§ What you should do
Exactly how many lines in this listing contain "title"? Only the number is needed.

---

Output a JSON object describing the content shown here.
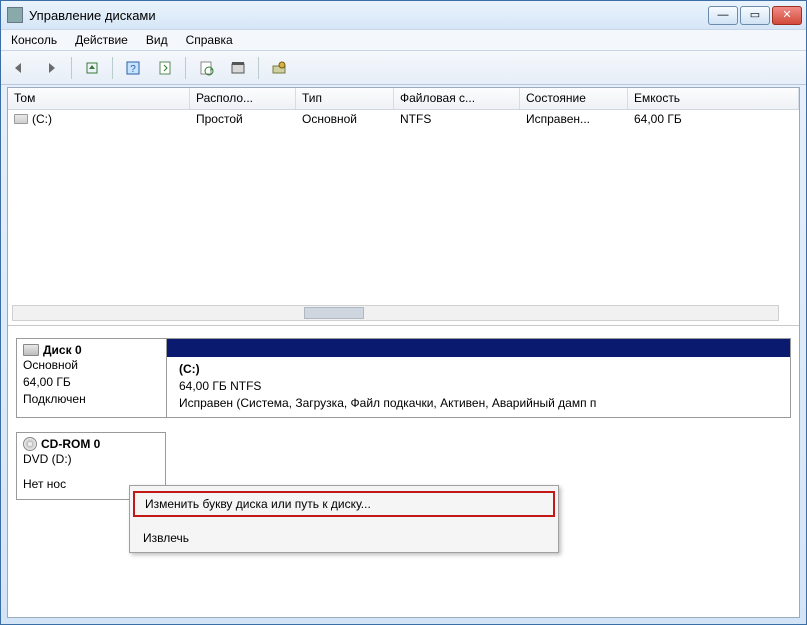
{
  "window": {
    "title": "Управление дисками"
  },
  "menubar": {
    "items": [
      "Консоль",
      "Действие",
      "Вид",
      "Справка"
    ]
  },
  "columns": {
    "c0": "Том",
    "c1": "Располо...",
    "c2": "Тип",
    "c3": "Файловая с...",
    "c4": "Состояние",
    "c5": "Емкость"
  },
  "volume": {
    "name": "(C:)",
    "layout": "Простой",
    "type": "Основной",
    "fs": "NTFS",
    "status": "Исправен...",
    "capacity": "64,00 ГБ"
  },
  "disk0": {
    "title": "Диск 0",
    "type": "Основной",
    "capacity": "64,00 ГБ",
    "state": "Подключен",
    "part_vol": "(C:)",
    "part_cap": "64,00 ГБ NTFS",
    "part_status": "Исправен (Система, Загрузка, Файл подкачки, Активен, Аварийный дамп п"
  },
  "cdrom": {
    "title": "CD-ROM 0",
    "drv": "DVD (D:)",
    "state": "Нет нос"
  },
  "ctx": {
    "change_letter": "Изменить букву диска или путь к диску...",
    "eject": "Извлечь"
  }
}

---

§ Response to this task
3